sentence, at the infamous Central Kentucky Prison. At the end of his first year
he formed an all vocal group, in the doo wop tradition, aptly named "The Perpetrators."
The group preformed regularly in the mess hall and yard before disbanding in 1989.
Their two most requested tunes were, "While My Guard's Not Watchin'"
and "There's Gonna Be a Riot!"
Out of the ashes of that group (literally: the harmony vocalist was sent to the chair)
Clark formed a rock power trio named "Assault." A few personnel changes later and the
group transformed into a trip hop acid jazz outfit known as "Assault with Intent to Thrill."
This band was able to tour the South's minimum security prisons in '93. The show was a
true spectacle, dazzling captive audiences. Tunes like " When I Get Out" and the tender
"Ain't Never Goin' Back" and the rowdy "My Life Ain't Worth a Pack of Cigarettes"
always entertained and satisfied. The band would perform live in an actual
chain gang style- each musician shackled to the other. Clark can see the humor in it now,
stating "I still have a wound on my ankle that won't heal. I was always chained to the
damn drummer!" The tour was cut short, and for reasons pertaining to current litigation,
Clark cannot say why.
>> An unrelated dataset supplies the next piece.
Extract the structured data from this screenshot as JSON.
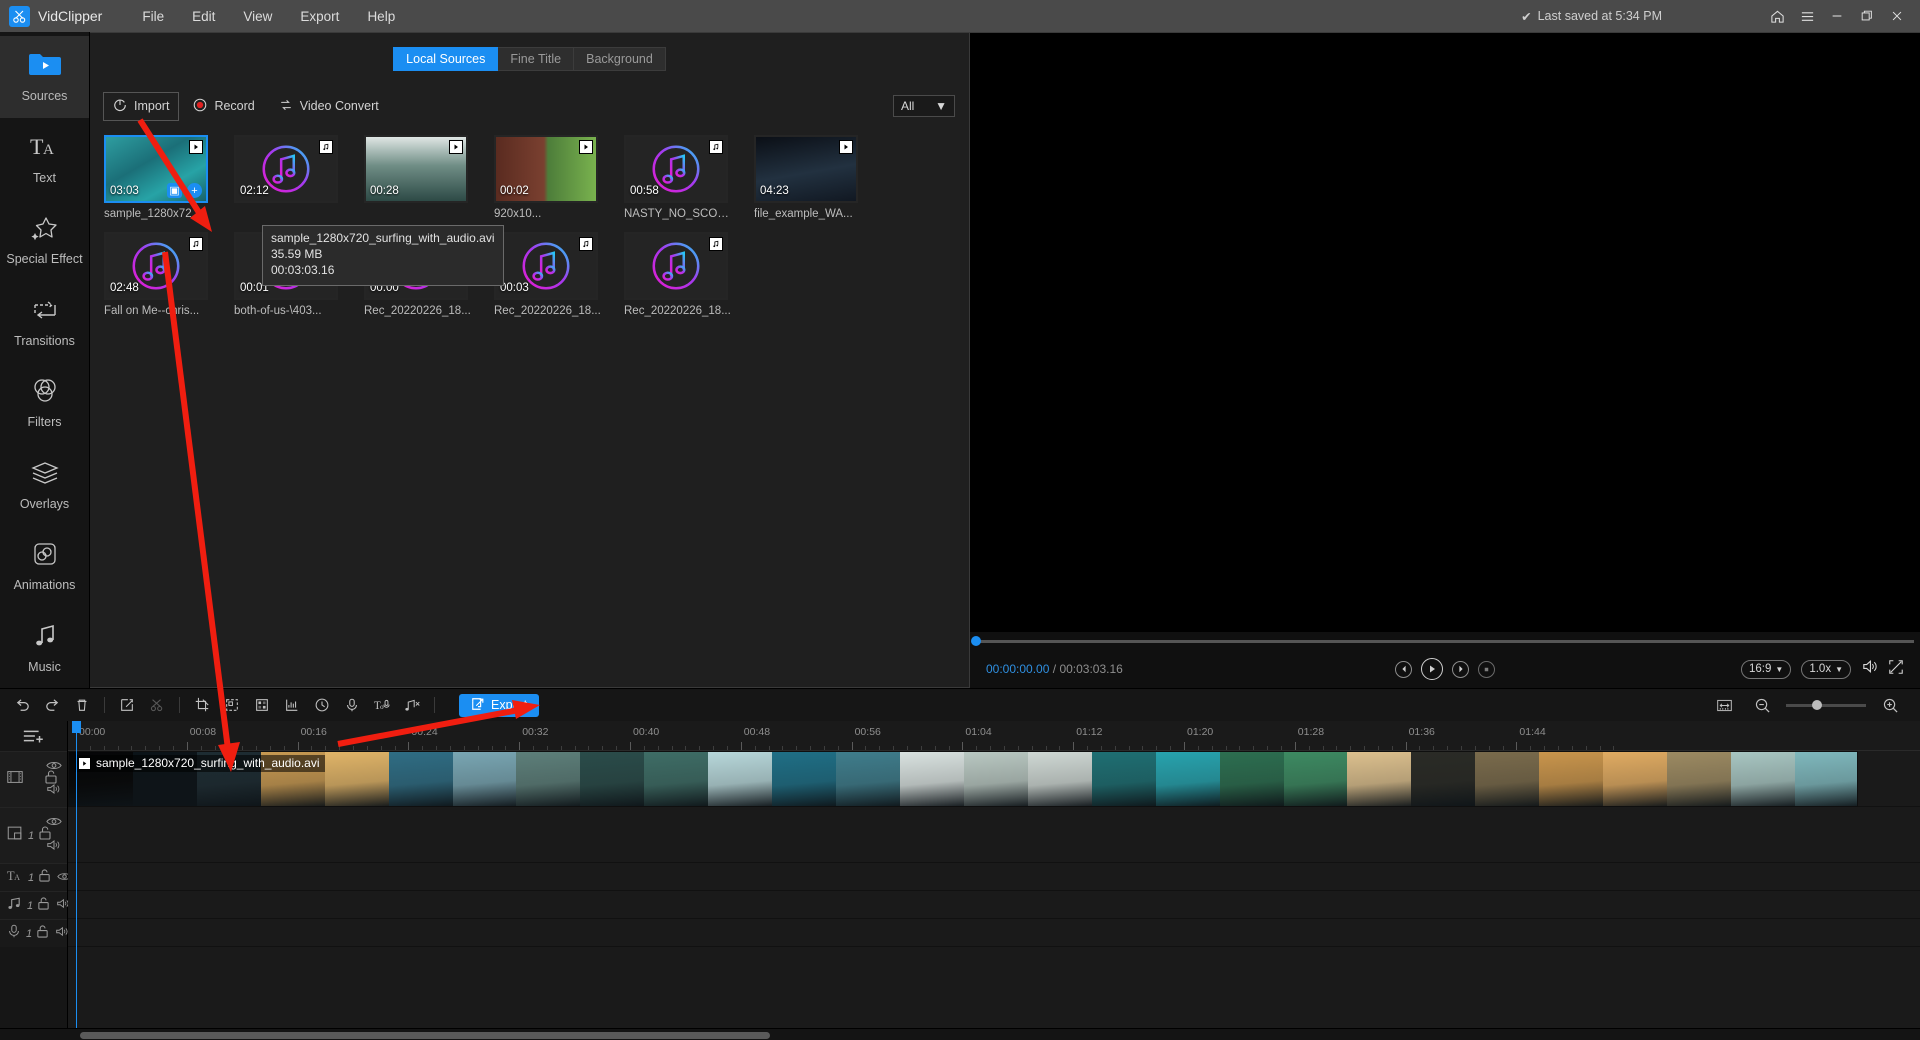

Although, off the record, he told this reporter it had to do with a
certain warden's wife in Alabama and her Fender guitar strap fetish.
In 1994, his last year in prison, Clark's music took another twist. He formed two
projects simultaneously. The first, a Rap-Gospel group called "Breakout." This group
won over critics with the touching "Time Off (For Good Behavior)." He was last seen
playing Dobro in a Country-Swing group dubbed "Tunnel Vision."
These last groups seemed to foreshadow Clark's intentions. With only 3 months
time left to serve, he somehow walked right out the front door of Central Prison, and
was never seen again. Until now...
If you've made it this far, you're quite a trooper! Click here for the real life story!